    • #23
  24. Percival Thatcher
    Percival
    @Percival

    navyjag (View Comment):

    Brian Wyneken (View Comment):

    Hoyacon (View Comment):

    Sure, it’s “Pre-Civil War,” but what does “slavery” have to do with it? I guess slavery is discussed somewhere within? That would require a lot of labels. Are there other little signs similar to this or are Lewis and Clark just special?.

    Clark brought one slave along on the expedition who features prominently in some of the adventures. I’m assuming the sign in the store is a “trigger warning.”

    Forgot this but it’s been many years since I read it. Enthralled by the book since my relatives (ok, in laws) were in it. Sacagawae. Married to a worthless French fur trapper (according to Ambrose) whose brother was my ancestor.

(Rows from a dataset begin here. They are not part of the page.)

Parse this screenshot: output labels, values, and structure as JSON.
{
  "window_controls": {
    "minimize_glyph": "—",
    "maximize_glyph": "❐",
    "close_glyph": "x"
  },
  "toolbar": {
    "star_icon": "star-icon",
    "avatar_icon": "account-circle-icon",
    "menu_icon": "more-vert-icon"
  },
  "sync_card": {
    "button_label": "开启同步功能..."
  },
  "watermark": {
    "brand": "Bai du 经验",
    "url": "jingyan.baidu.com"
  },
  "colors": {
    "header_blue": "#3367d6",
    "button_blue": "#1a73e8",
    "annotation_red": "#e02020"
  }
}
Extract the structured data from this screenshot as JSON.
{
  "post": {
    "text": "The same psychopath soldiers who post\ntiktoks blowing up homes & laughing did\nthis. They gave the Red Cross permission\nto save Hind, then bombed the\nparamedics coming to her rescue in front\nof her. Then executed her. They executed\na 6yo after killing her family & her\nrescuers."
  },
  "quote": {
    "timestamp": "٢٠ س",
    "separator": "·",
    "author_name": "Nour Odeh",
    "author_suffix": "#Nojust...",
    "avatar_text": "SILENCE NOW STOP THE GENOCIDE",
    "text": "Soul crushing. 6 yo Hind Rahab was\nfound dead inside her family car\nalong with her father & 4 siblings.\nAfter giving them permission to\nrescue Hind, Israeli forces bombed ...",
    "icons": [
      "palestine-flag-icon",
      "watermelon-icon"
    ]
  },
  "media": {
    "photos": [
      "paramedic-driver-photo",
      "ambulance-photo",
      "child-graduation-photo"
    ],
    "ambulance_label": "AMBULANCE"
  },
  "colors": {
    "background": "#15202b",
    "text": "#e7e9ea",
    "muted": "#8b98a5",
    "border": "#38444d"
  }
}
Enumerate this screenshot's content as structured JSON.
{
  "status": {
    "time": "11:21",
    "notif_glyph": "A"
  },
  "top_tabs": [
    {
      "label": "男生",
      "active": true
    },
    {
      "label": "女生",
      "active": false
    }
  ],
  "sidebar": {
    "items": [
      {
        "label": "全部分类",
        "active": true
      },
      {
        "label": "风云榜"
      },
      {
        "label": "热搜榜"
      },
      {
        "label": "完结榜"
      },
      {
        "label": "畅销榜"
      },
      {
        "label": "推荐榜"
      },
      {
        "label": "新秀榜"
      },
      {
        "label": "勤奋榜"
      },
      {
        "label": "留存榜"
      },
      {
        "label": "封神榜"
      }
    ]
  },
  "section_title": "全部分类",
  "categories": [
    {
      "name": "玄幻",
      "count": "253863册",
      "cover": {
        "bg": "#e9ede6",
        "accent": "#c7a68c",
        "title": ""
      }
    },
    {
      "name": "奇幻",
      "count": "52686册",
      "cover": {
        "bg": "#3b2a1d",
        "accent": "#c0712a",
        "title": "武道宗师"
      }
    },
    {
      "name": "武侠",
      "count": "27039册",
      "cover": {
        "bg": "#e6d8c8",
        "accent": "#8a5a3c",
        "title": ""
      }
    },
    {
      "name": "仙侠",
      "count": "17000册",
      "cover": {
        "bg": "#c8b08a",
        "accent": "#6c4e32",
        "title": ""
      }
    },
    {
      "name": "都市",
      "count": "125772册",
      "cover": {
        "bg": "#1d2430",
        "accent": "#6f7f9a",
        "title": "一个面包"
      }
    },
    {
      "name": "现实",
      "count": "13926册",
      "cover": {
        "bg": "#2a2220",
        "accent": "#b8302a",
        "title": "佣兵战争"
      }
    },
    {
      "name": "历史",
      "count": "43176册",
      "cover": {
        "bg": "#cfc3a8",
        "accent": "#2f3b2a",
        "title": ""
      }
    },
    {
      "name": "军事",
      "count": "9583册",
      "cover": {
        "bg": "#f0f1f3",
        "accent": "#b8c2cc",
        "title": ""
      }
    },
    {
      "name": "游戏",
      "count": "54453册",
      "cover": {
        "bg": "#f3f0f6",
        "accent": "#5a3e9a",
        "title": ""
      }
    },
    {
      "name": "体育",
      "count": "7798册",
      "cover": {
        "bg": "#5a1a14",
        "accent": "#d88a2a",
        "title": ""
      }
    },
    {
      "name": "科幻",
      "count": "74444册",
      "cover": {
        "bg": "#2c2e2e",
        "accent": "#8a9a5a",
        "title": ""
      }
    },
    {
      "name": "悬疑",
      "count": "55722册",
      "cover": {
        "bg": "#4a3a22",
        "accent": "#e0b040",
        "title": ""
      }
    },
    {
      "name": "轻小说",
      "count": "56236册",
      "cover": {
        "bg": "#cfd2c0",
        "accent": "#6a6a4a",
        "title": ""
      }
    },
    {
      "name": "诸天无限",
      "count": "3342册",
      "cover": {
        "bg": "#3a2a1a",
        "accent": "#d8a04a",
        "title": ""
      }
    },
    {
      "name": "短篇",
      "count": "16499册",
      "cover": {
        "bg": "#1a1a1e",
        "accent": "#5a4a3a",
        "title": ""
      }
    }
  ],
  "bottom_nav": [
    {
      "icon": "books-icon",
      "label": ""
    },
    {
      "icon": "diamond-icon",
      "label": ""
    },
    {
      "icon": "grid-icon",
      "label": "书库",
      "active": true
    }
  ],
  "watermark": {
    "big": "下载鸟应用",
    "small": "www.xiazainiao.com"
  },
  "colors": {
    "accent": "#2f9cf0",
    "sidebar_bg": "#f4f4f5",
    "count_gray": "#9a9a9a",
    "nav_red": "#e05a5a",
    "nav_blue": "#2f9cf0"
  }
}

Have no idea how you connect this to slavery in the in South. Or any other place.

    William Clark brought his slave York along on the expedition. When the expedition voted on which side of the river they would winter for 1805-06, they let everyone in the expedition vote, including York and Sacajawea.

    • #24
  25. KevinKrisher Coolidge
    KevinKrisher
    @KevinKrisher

    She (View Comment):

    That’s an offensive term … which is best avoided and has “a racial charge that ties back to slavery ownership,” and “generally refers to white ownership of black slaves prior to the Emancipation Proclamation.”

    The idea that people can be offended by simply discussing history is astonishing. The past is what it is – or, more properly, what it was.

    It cannot be changed. It is not affected by anyone’s emotions.

    History is full of horrible, horrible things, and also some wonderful things, and many things that are interesting for other reasons. We can certainly acknowledge them all, and try to learn from them. But if people are going to subject themselves to emotional outrage at anything in the past that they did not personally experience, they may as well have an aneurism right now and spare the rest of us from the drama.

    • #25